“Because, to me, you don’t get opportunities like this every day, so to have somewhere close to you that gives you an opportunity to work on what you love and to learn more is really nice,” said sixth-grader Makiah McKnight.
“It’s very good that the Youth Baseball Academy is around because some kids don’t have the chance to go somewhere all summer. I was in the house all summer until I started the academy,” said sixth-grader Jasmine Richardson. “It’s very fun for me.”
One of the examples of learning is the science curriculum we highlighted in a previous “10 in 10” entry. Alter had talked about they talked the scholar-athletes about angular momentum in which they showed it was much faster for a base runner to round a base in a curved formation instead of just taking 90-degree angles and running to each base.
“Research is also very clear that the best way to learn something is by doing it,” Alter said. “If you combine someone hearing about something and someone reading something with them doing it, then the ability to learn it and really process that information is much more powerful. The fact that we can teach science through baseball, I know I would’ve been a much better science student if I learned that way.”
Every day during the summer, breakfast and lunch is provided to the students. The after-school program includes dinner and a snack for the scholar-athletes. The whole program is free of charge.
“We can build a concession stand that sells our own fruits and vegetables so kids can be a part of all of that. That’s why we call it holistic,” Alter noted.
The academy has wrapped up another summer of classes and now organizers are excited to get going with the academic school year beginning soon. The enthusiasm and vibrancy demonstrated at the academy assures all the students that they will hit a home run here just be stepping onto the grounds each day.
Miss any of the previous installments of “10 in 10” detailing the Nationals’ community outreach efforts? Here is the list to date:
June 11 - Dream Foundation builds off success to introduce new initiative
June 18 - Nationals look to improve D.C. Little Leagues with new uniforms, equipment and fields
June 25 - Diabetes Care Complex critical to Dream Foundation mission
July 2 - ziMS Foundation has raised more than $1 million for MS research
July 9 - Span starts his own foundation to help single-parent families
July 16 - Storen makes a pitch for D.C. Public Library summer reading program

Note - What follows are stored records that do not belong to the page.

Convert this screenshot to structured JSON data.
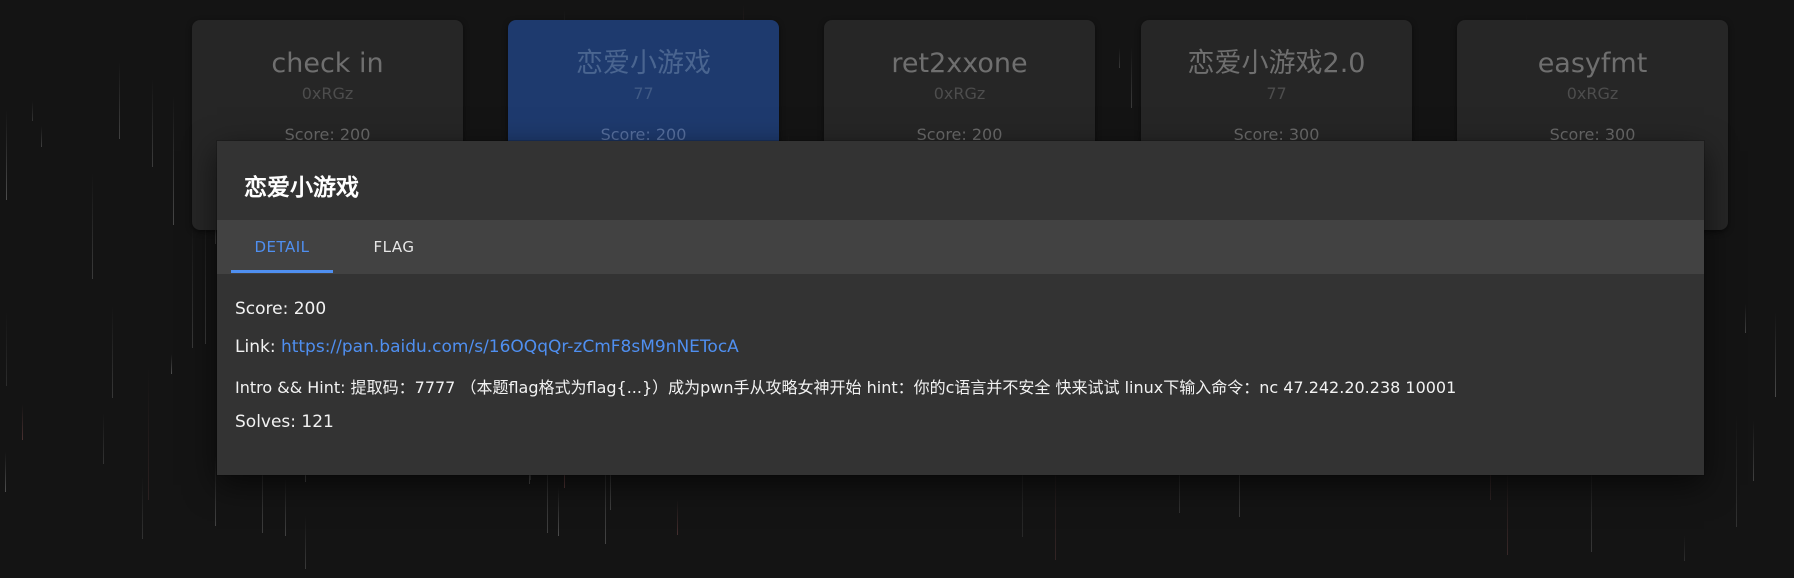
{
  "challenges": [
    {
      "title": "check in",
      "author": "0xRGz",
      "score": "Score: 200"
    },
    {
      "title": "恋爱小游戏",
      "author": "77",
      "score": "Score: 200"
    },
    {
      "title": "ret2xxone",
      "author": "0xRGz",
      "score": "Score: 200"
    },
    {
      "title": "恋爱小游戏2.0",
      "author": "77",
      "score": "Score: 300"
    },
    {
      "title": "easyfmt",
      "author": "0xRGz",
      "score": "Score: 300"
    }
  ],
  "dialog": {
    "title": "恋爱小游戏",
    "tabs": [
      {
        "label": "DETAIL",
        "active": true
      },
      {
        "label": "FLAG",
        "active": false
      }
    ],
    "detail": {
      "score": "Score: 200",
      "link_label": "Link: ",
      "link_url": "https://pan.baidu.com/s/16OQqQr-zCmF8sM9nNETocA",
      "intro": "Intro && Hint: 提取码：7777 （本题flag格式为flag{...}）成为pwn手从攻略女神开始 hint：你的c语言并不安全 快来试试 linux下输入命令：nc 47.242.20.238 10001",
      "solves": "Solves: 121"
    }
  },
  "colors": {
    "background": "#141414",
    "card": "#262626",
    "card_active": "#1e3a6e",
    "dialog": "#333333",
    "tabs_bar": "#424242",
    "accent": "#4f8ff0"
  }
}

July 23 - Scherzer signs on to Cards for a Cause fundraiser
July 30 - Youth Baseball Academy completes new Science of Baseball curriculum
Aug. 6 - Military is an integral part of Nationals family